Image: Violet Daniels

Does this referendum show that YUSU officers are unifying or divisive?

Image: Violet Daniels
Image: Violet Daniels

The current YUSU referendum on adopting a Part-Time Officer position for the Working Class and Social mobility is currently in full swing and voting will finish with an extended voting period, at 9am on Monday 13th. It has been a campaign of ebbs and flows, which begs the question of whether it is really needed at all. YUSU officers are there to offer support to minority groups. This is great to some extent, but what if you don’t fit into one of their categories and still feel like you need support? Having more support available is obviously a good thing, but placing people into categories is something that feels a bit alienating and restricting. Putting names and categories onto groups of people serves to distinguish them from the rest in a unique way. There is not going to be a referendum on whether YUSU officers should exist altogether any time soon, so these critiques have to be brushed aside in light of the current debate.

The ‘No’ campaign believes that the appointment of a Working Class and Social Mobility Officer would do more to divide students than unify them. Having an officer dedicated to a class identity could be a cause for greater feelings of difference instead of incorporating students as one unified body. This method of separation within the campus community could exacerbate the class divide rather than eradicate it.

Another argument made by the ‘No’campaign claims that having this officer would install a sense of paternalism – candidates to be YUSU officers tend to be from middle-class backgrounds, the ‘No’ side claims, they would have no real understanding of the class barriers and issues that working-class students face while they undertake their studies.

The ‘No’ side claims that York is beyond class and that it does not, or should not, exist in universities. This is idealism at its finest; class is a very real issue at York and many other universities. However, all of these points are true to a certain extent but class is a problem and it needs to be recognised. Whether having the support of a Working Class Officer could remedy the class divides that are so entrenched in the system, is doubtable, as class is so entrenched and will probably always be there. But if we must have YUSU officers, it makes sense for them to represent all minority or disadvantaged groups.
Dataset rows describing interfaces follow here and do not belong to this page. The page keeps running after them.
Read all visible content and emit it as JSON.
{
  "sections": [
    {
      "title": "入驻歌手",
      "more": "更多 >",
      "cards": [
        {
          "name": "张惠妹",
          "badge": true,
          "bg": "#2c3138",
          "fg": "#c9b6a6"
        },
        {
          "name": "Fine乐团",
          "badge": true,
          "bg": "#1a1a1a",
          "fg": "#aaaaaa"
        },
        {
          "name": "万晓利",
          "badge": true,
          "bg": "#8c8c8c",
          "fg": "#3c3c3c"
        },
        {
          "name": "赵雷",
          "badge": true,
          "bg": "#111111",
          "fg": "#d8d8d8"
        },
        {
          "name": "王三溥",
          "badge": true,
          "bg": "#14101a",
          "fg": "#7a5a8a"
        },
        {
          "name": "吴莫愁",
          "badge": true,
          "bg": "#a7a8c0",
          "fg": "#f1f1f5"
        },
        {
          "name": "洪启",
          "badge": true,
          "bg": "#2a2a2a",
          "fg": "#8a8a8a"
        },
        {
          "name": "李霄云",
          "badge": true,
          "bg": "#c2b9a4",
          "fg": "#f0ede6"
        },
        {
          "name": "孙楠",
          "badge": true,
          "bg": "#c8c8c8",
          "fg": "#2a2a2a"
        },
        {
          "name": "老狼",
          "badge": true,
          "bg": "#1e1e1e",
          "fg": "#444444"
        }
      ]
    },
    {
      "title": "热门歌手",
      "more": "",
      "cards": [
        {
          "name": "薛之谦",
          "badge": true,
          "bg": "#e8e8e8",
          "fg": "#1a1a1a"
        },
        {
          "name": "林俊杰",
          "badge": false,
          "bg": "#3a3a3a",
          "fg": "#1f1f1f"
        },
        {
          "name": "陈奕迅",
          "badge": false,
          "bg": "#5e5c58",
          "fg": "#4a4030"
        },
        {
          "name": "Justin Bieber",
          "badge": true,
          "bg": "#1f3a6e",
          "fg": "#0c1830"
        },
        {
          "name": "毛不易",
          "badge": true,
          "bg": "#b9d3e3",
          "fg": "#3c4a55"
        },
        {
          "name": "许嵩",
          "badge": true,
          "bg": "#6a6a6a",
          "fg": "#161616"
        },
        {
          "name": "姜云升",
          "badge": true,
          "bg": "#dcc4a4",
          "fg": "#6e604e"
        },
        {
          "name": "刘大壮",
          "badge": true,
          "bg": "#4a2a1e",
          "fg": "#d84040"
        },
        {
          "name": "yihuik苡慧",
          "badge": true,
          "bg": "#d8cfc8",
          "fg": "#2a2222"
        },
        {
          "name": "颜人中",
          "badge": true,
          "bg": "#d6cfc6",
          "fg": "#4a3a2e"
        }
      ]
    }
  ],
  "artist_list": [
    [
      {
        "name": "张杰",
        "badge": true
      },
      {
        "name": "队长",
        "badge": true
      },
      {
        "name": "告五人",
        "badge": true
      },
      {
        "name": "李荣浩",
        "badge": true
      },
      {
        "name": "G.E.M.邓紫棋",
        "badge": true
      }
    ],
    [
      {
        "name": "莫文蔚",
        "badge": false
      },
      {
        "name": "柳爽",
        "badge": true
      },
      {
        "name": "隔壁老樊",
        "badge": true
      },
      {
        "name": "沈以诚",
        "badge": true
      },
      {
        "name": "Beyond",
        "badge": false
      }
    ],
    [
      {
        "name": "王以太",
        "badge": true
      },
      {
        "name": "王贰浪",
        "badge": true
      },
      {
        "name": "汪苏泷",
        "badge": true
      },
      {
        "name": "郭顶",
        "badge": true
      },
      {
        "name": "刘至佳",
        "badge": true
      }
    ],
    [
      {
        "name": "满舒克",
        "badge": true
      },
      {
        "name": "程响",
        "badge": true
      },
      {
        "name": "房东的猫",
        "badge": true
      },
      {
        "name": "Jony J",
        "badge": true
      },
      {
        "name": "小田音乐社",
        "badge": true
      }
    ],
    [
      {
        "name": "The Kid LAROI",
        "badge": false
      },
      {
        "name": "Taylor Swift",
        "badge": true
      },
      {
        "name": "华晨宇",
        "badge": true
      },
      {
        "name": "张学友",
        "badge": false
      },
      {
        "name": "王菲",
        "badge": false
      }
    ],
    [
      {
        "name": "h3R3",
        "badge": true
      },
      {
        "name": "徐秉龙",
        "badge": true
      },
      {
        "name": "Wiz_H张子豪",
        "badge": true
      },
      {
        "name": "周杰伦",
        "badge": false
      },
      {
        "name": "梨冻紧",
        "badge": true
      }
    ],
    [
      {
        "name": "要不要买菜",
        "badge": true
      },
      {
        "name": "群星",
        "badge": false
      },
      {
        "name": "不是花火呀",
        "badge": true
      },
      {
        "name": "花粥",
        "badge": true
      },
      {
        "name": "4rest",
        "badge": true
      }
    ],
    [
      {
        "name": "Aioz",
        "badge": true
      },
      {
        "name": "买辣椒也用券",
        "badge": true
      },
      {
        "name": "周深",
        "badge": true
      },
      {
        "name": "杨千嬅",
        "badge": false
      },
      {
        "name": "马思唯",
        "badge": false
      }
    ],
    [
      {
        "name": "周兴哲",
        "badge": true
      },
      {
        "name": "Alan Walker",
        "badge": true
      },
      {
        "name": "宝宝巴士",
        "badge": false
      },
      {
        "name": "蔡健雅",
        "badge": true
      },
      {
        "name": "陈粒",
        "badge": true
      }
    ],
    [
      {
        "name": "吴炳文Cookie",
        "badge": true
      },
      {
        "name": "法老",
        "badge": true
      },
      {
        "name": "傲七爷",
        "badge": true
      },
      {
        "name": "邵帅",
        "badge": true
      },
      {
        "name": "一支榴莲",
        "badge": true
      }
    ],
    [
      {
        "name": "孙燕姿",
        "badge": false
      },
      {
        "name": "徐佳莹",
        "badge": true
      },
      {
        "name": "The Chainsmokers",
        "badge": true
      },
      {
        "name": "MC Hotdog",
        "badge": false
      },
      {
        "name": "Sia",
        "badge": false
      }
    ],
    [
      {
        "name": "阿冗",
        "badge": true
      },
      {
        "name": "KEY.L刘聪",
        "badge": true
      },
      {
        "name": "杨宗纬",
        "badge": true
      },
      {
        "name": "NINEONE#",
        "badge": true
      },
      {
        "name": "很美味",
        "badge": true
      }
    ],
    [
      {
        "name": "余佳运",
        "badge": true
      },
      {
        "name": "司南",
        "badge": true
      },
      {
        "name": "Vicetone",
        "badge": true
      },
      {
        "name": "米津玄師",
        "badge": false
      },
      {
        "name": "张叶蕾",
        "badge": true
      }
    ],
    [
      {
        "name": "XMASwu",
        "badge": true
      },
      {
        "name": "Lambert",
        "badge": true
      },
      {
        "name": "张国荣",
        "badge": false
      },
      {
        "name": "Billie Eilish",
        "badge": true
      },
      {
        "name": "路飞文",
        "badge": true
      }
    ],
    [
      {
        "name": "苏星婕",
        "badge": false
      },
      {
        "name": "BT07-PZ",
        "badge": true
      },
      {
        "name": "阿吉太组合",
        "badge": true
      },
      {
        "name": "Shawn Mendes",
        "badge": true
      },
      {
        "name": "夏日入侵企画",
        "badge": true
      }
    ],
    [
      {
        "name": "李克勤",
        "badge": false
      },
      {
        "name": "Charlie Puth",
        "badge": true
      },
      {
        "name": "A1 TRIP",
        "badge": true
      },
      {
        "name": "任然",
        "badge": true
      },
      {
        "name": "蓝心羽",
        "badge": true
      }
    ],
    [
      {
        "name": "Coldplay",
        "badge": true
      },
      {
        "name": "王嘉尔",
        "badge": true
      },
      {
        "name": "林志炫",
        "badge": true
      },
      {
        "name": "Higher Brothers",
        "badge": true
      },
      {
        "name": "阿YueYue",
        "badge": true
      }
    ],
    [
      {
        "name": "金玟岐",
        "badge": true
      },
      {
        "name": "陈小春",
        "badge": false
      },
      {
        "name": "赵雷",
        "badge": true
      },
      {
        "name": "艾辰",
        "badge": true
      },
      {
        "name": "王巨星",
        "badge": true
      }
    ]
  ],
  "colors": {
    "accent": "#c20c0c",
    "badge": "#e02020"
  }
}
Although, in principle the concept of having officers related and assigned to certain groups of people- goes against the kind of unified and free society that university promotes, they exist and are probably not going to go away any time soon. Personally, I view this YUSU debate in a similar light to feminism:, it seems unnecessary in a society based on sexual and gender equality, but the reality is different to how we would like it to be, hence its need. Similarly, we should not need representative officers because the campus community should be free from labels and categories of distinction. But, social divisions and inequalities existent in the wider system permeate university society too, prompting the need for these special officers to represent the underrepresented.

On the other hand, the ‘Yes’ campaign recognises that there are evident class divisions within this university. It draws on the real experiences of students who have felt classism whilst being here. Students have expressed that, in some environments at York, they have felt inferior, less worthy and like outsiders. These concerns need to be taken seriously if we are to create a platform at York that is open to supporting these concerns. In having a Working Class Officer, YUSU would be one step closer to recognising that people from low income backgrounds face institutional barriers that other students may not. Working-class students face their own unique social and economic issues and having an officer would recognise this. Although it puts a label on a group of people, in reality, that label is probably already there and we should do the best we can to address their problems. It would be idealistic to claim that class does not exist within the university environment when it so evidently does. In adopting this officer, it would formally be recognised and offer help to those students who feel constrained, or like it is a barrier to their educational attainment.

Overall, this referendum is a difficult one for me, as I can see both sides. Part of me sees having these officers in the first place as more divisive than unifying as it creates distinct groups within the university environment which perhaps, should not be there. Part of me thinks that having these officers draws more distinction and attention to difference which should not be there in the university environment. However, in swaying towards a ‘Yes’ vote, I feel like we need to be more realistic. University does have a class problem and this does need to be recognised just as other problems have been with other officers we already have. It is idealistic to assume that class is not a problem when it is, and probably always will be. The concerns are that the officer will not be from that background themselves and will not be able to emphasise with the problems that working class students may face. If we are to have a truly effective and representative Working Class Officer, then this should be a main priority.

The YUSU referendum on electing a Part-Time Officer closes on Monday 13th November) at 9am. University students can vote online using their university log- in.

The Facebook pages for the official referendum campaigns can be viewed below:

For

Against

The following two tabs change content below.
Violet Daniels
Full time History student, Editor of the Yorker. Trying to cope with this chaos of a world one step at a time!